### To do
If a line in the data below contains the word "preview", copy it out.

——

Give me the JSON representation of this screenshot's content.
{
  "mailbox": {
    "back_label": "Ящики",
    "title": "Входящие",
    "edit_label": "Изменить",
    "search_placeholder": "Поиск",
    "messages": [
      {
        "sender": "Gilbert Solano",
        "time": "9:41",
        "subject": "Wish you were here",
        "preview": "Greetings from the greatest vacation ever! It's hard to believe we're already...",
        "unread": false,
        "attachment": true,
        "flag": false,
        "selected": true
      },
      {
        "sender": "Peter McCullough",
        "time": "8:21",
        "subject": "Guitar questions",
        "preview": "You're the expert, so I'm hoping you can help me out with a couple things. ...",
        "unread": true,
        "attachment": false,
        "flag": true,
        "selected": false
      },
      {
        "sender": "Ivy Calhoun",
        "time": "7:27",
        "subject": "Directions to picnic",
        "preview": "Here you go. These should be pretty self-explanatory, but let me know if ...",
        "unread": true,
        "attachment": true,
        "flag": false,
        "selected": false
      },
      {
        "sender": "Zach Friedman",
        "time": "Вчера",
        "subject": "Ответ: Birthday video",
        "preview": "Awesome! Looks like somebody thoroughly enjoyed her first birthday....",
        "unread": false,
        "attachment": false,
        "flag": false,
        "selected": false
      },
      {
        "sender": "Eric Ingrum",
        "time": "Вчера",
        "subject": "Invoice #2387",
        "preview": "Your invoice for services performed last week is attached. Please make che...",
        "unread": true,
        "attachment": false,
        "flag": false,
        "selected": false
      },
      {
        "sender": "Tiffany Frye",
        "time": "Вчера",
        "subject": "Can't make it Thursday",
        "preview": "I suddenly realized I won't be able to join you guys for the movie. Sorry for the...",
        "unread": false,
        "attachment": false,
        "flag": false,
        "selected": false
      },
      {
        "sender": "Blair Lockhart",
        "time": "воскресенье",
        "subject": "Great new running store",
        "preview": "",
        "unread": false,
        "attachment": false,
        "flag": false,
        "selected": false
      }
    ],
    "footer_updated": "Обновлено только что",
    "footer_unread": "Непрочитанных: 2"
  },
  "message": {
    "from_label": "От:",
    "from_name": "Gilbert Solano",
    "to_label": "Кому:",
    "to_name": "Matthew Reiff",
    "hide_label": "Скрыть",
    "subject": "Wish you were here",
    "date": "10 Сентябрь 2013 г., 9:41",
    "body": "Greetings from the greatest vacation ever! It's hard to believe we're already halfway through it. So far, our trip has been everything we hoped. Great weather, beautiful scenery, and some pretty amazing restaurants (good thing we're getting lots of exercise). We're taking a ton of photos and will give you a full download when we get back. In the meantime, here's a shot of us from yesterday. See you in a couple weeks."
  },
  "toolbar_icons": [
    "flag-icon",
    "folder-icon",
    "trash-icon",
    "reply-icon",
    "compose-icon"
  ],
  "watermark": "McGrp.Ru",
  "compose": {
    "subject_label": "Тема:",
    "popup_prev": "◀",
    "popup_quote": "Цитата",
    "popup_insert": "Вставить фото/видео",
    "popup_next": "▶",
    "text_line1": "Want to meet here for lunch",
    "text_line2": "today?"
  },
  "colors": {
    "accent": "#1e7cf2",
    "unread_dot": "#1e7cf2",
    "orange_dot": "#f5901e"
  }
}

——

### Task answer
        "preview": "Greetings from the greatest vacation ever! It's hard to believe we're already...",
        "preview": "You're the expert, so I'm hoping you can help me out with a couple things. ...",
        "preview": "Here you go. These should be pretty self-explanatory, but let me know if ...",
        "preview": "Awesome! Looks like somebody thoroughly enjoyed her first birthday....",
        "preview": "Your invoice for services performed last week is attached. Please make che...",
        "preview": "I suddenly realized I won't be able to join you guys for the movie. Sorry for the...",
        "preview": "",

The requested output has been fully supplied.